> **WHAT TO PRODUCE**
If a line in the records below holds the word "this", copy it.

··········

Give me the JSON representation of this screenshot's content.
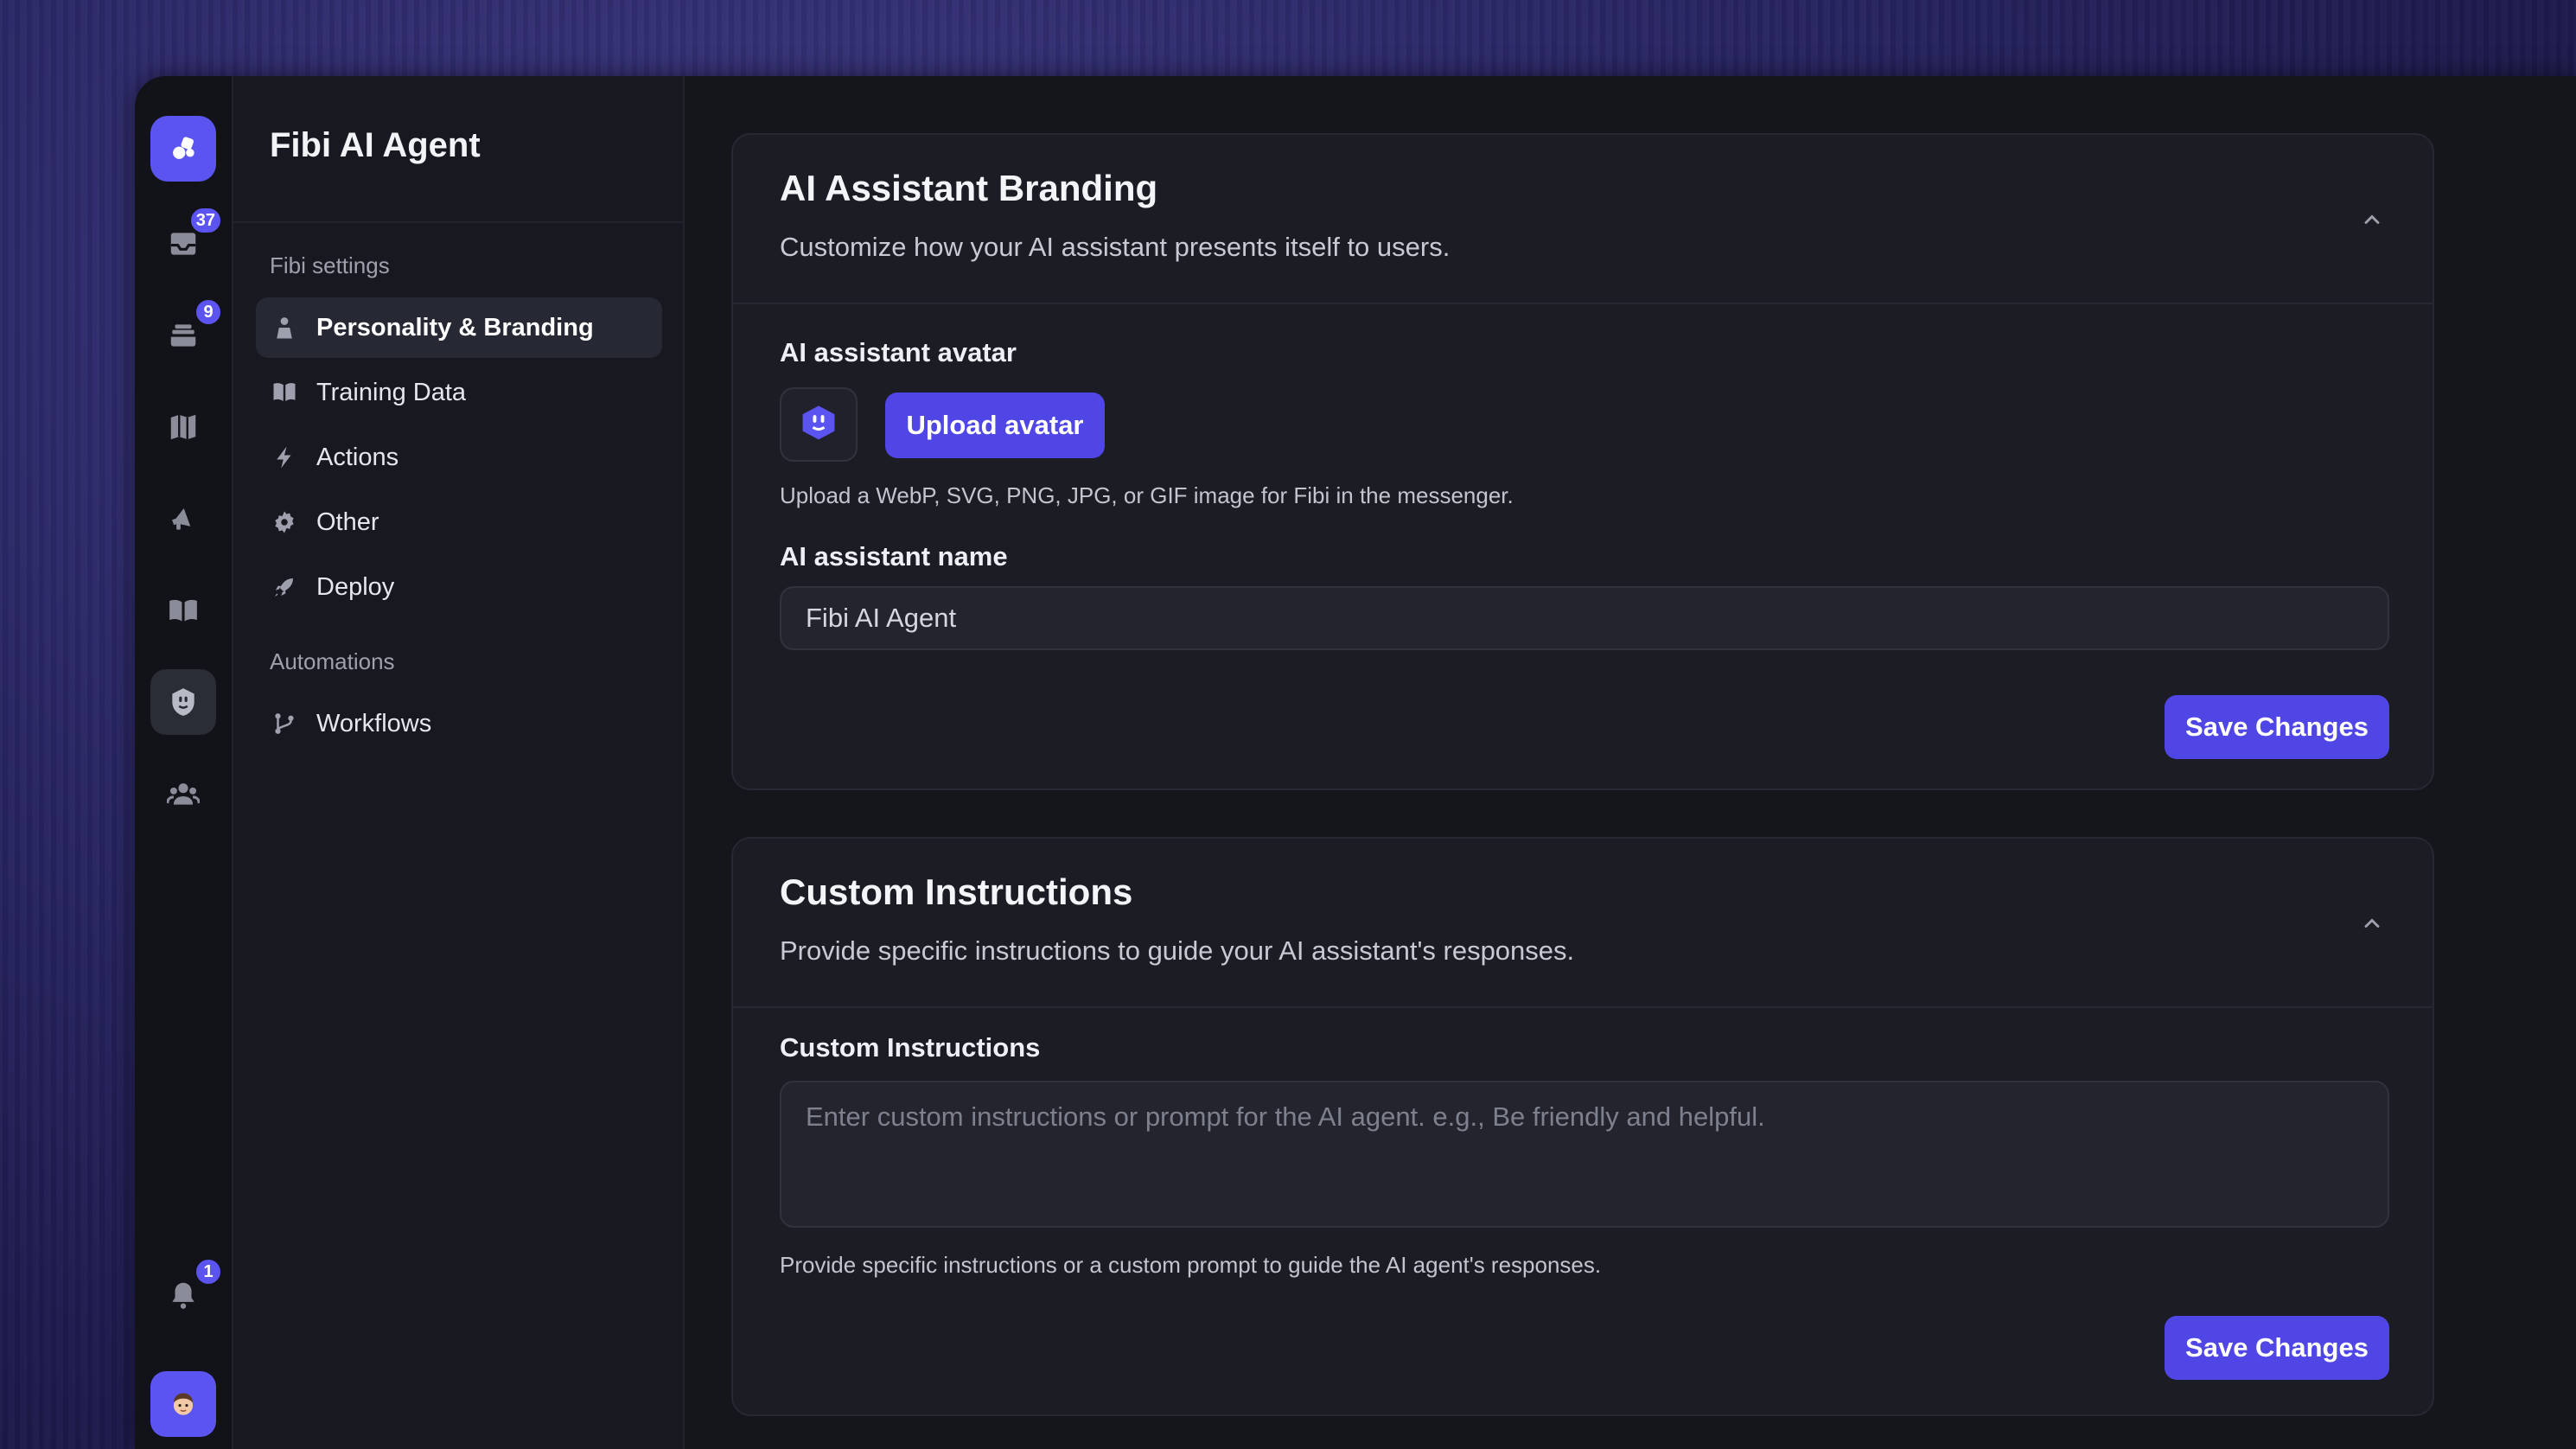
{
  "rail": {
    "inbox_badge": "37",
    "tickets_badge": "9",
    "notifications_badge": "1"
  },
  "sidebar": {
    "title": "Fibi AI Agent",
    "section_fibi": "Fibi settings",
    "items": [
      {
        "label": "Personality & Branding",
        "icon": "person-icon"
      },
      {
        "label": "Training Data",
        "icon": "book-icon"
      },
      {
        "label": "Actions",
        "icon": "bolt-icon"
      },
      {
        "label": "Other",
        "icon": "gear-icon"
      },
      {
        "label": "Deploy",
        "icon": "rocket-icon"
      }
    ],
    "section_automations": "Automations",
    "automation_items": [
      {
        "label": "Workflows",
        "icon": "branch-icon"
      }
    ]
  },
  "branding": {
    "title": "AI Assistant Branding",
    "description": "Customize how your AI assistant presents itself to users.",
    "avatar_label": "AI assistant avatar",
    "upload_button": "Upload avatar",
    "avatar_help": "Upload a WebP, SVG, PNG, JPG, or GIF image for Fibi in the messenger.",
    "name_label": "AI assistant name",
    "name_value": "Fibi AI Agent",
    "save_button": "Save Changes"
  },
  "instructions": {
    "title": "Custom Instructions",
    "description": "Provide specific instructions to guide your AI assistant's responses.",
    "field_label": "Custom Instructions",
    "placeholder": "Enter custom instructions or prompt for the AI agent. e.g., Be friendly and helpful.",
    "help": "Provide specific instructions or a custom prompt to guide the AI agent's responses.",
    "save_button": "Save Changes"
  },
  "colors": {
    "accent": "#4f46e5",
    "background": "#15161c",
    "card": "#1b1c24"
  }
}
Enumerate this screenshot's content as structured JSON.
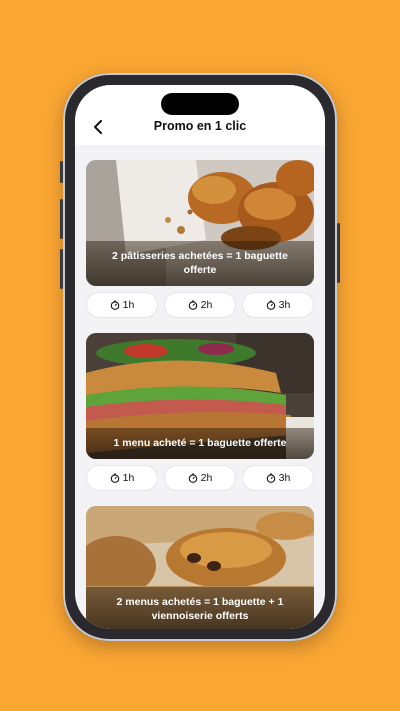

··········

> **COMPLETED TASK**
Give me the JSON representation of this screenshot's content.
Enumerate this screenshot's content as structured JSON.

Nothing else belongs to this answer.